- [Exercise description] Go through the listing and pick out each line with the word "suffix" in it.

- [Provided records]
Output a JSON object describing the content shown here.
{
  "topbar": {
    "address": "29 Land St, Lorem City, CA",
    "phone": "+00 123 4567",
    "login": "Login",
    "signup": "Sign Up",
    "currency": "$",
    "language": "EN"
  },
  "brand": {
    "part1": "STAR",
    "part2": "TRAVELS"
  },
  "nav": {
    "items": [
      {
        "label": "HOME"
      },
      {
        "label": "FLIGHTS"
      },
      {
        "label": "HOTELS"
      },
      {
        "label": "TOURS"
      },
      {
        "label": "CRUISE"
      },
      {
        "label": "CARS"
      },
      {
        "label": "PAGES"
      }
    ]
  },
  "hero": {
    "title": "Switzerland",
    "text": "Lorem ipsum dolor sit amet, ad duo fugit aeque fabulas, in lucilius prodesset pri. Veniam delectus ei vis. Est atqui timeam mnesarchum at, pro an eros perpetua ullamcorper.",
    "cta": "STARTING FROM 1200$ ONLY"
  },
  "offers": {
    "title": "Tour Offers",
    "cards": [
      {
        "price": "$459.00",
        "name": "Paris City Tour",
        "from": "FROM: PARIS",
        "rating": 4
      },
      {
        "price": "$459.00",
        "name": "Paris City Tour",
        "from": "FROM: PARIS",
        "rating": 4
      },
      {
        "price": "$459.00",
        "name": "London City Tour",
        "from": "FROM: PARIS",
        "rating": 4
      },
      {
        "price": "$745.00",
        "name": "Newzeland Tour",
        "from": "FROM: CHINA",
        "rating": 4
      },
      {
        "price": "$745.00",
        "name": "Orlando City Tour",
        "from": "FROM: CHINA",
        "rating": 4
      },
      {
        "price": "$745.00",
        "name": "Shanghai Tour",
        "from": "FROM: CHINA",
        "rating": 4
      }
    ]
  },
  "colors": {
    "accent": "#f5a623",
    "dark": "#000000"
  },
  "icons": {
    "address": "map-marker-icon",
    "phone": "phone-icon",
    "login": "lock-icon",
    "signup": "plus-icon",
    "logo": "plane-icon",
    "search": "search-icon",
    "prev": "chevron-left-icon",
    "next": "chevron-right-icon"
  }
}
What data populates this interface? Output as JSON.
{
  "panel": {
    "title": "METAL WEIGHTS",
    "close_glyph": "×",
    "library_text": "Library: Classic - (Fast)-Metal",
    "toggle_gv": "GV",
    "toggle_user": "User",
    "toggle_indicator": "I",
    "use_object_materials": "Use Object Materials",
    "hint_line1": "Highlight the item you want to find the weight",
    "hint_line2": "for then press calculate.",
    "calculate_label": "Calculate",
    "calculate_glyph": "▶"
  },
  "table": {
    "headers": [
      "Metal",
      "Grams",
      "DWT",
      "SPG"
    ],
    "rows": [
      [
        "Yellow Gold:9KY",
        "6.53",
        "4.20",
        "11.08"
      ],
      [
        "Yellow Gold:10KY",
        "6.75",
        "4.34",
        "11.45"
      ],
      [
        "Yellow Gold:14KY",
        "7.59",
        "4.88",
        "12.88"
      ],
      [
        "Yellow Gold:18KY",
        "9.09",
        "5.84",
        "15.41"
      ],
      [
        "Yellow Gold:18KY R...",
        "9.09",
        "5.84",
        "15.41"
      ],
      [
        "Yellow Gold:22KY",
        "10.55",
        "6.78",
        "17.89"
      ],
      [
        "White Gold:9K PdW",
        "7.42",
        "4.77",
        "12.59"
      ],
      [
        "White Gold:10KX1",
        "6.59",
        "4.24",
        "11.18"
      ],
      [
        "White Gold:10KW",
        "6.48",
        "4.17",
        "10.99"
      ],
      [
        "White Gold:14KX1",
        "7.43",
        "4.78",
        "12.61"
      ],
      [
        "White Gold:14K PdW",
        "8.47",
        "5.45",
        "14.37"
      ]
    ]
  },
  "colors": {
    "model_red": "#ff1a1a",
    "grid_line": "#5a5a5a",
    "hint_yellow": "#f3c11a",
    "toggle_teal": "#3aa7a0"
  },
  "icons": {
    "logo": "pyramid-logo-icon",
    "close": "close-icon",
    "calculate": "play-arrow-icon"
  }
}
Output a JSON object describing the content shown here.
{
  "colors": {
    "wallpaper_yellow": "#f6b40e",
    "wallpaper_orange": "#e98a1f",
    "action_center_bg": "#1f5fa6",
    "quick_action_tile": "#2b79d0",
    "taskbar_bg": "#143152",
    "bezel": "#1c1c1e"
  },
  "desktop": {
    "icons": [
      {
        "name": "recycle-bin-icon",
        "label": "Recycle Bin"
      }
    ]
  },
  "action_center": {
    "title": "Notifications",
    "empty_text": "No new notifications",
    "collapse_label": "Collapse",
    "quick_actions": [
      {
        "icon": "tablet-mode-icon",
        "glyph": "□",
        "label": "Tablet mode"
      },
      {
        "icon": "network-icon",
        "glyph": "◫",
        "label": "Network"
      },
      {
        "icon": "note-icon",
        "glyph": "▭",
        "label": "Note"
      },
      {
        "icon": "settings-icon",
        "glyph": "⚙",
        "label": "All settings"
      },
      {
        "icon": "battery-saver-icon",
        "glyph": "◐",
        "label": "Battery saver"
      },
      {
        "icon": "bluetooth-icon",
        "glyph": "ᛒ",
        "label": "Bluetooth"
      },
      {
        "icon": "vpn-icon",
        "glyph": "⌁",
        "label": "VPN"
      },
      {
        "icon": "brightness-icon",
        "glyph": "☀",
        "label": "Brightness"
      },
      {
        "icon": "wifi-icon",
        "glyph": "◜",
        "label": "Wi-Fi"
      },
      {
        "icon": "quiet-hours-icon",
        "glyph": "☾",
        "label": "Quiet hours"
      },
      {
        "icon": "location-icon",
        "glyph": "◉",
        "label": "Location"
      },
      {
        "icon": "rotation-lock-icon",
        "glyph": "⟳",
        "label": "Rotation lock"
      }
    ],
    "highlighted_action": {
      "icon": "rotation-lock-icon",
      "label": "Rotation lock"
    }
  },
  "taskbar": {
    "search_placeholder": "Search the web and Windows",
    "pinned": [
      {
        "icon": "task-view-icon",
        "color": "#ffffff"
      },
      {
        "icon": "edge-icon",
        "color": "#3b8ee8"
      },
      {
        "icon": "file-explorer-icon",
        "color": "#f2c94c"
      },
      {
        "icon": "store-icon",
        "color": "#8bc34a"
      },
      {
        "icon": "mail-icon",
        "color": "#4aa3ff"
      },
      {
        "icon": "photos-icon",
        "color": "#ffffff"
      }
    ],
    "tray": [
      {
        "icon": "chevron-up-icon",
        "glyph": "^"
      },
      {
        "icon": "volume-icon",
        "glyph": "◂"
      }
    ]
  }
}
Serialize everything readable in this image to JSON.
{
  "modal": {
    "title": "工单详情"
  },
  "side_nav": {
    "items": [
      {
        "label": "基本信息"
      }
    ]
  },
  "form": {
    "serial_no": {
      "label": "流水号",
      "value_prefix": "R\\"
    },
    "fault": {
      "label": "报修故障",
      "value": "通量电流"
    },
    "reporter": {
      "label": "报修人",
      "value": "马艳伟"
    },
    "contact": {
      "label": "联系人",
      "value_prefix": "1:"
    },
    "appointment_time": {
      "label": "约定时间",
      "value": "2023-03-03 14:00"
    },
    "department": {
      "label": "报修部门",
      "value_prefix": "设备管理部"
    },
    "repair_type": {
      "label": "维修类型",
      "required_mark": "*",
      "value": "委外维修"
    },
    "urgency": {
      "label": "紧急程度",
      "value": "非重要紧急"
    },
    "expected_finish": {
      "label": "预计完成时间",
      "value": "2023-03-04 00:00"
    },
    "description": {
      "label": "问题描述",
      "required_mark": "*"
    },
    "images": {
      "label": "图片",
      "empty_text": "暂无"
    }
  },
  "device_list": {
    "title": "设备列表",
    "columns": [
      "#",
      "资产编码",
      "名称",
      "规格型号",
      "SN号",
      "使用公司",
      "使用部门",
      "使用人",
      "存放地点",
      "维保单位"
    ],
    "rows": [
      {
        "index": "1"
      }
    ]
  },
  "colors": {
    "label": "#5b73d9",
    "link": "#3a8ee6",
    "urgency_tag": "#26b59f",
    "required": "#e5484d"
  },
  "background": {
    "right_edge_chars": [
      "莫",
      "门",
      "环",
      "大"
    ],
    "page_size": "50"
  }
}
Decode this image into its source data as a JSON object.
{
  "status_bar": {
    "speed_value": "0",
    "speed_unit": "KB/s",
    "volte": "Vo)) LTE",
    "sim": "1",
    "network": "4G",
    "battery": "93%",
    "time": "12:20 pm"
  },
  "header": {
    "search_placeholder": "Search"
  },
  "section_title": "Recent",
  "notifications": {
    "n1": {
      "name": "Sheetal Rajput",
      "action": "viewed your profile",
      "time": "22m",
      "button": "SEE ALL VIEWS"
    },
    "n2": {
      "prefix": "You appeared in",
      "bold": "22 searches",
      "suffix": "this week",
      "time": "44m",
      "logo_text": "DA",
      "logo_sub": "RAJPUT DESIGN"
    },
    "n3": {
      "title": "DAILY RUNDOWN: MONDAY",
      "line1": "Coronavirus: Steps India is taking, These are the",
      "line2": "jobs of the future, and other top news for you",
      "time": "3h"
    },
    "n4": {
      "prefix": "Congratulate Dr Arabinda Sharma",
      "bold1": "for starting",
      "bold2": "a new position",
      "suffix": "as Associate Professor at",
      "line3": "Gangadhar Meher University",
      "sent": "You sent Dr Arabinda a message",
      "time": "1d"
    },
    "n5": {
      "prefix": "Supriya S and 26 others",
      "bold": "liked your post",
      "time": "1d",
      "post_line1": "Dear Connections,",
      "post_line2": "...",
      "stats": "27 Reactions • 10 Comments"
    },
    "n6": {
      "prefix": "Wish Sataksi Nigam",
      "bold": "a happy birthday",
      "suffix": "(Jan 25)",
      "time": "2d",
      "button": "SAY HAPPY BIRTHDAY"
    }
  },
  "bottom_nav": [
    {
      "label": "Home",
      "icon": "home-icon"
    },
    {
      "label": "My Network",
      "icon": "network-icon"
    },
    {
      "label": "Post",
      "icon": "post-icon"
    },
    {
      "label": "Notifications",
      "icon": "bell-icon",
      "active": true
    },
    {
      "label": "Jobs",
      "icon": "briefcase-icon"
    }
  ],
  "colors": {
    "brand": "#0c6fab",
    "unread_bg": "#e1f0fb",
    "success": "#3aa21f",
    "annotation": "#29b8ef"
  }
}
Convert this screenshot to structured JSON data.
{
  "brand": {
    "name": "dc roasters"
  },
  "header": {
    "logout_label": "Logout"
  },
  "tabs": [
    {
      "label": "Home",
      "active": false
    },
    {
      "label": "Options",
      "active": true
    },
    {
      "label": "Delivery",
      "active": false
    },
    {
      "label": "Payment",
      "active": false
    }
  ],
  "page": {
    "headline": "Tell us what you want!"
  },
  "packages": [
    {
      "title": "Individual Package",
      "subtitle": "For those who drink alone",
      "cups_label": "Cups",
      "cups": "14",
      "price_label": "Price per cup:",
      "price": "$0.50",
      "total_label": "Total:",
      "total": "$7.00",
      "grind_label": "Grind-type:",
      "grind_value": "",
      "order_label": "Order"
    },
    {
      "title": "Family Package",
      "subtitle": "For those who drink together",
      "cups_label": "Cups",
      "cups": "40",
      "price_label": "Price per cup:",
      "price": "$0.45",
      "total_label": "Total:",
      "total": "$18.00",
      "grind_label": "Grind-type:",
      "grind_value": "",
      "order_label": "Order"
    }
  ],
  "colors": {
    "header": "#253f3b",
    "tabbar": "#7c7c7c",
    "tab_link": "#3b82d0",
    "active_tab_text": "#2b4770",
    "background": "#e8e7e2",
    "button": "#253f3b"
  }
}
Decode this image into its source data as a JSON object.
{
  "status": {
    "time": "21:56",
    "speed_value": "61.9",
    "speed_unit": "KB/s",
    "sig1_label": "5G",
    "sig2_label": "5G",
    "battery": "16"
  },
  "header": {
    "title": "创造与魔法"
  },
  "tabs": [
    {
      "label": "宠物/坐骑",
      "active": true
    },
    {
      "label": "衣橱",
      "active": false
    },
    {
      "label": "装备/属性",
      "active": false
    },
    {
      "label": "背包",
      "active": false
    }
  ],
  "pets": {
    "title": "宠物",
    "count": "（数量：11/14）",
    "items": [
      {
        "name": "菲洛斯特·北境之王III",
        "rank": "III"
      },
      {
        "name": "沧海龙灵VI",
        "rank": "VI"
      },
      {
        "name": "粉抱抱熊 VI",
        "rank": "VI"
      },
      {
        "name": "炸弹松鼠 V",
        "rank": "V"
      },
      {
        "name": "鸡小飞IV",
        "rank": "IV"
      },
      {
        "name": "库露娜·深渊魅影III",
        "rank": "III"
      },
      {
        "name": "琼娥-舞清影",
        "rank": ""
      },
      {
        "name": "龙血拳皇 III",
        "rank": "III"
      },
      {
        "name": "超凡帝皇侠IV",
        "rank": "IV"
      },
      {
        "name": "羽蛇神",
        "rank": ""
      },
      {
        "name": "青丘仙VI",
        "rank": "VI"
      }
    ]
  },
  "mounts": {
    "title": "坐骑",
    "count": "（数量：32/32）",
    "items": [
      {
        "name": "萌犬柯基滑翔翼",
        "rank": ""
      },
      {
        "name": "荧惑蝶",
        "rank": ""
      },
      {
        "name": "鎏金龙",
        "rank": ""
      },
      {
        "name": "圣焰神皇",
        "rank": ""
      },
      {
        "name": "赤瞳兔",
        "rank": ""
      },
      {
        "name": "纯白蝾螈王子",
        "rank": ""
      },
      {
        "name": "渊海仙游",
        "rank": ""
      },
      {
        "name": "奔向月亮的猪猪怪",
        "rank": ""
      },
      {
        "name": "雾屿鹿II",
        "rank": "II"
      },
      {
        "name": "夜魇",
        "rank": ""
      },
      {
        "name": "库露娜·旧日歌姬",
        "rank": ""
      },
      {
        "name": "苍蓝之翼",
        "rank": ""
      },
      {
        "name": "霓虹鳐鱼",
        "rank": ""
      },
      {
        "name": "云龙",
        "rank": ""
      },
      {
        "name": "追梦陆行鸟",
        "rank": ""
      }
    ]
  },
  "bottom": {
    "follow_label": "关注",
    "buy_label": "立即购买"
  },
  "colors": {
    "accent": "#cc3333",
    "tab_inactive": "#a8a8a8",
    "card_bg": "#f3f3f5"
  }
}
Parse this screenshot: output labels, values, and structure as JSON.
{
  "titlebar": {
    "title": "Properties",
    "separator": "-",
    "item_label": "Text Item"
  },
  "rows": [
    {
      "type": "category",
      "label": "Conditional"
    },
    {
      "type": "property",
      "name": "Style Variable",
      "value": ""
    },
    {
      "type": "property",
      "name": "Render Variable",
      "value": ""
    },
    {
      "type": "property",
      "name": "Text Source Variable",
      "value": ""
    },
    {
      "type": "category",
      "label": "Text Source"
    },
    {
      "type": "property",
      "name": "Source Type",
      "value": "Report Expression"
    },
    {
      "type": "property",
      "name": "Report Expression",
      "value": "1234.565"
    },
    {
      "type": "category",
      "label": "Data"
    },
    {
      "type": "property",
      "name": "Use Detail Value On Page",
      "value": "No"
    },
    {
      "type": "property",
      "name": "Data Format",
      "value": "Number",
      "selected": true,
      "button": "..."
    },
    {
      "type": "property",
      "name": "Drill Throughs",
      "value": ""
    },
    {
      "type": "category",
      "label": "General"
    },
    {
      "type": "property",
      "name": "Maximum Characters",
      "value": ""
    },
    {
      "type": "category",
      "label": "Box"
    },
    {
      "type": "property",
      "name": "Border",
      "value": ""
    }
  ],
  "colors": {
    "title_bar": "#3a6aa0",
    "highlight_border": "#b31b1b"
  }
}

- [Expected output]
      "suffix": "this week",
      "suffix": "as Associate Professor at",
      "suffix": "(Jan 25)",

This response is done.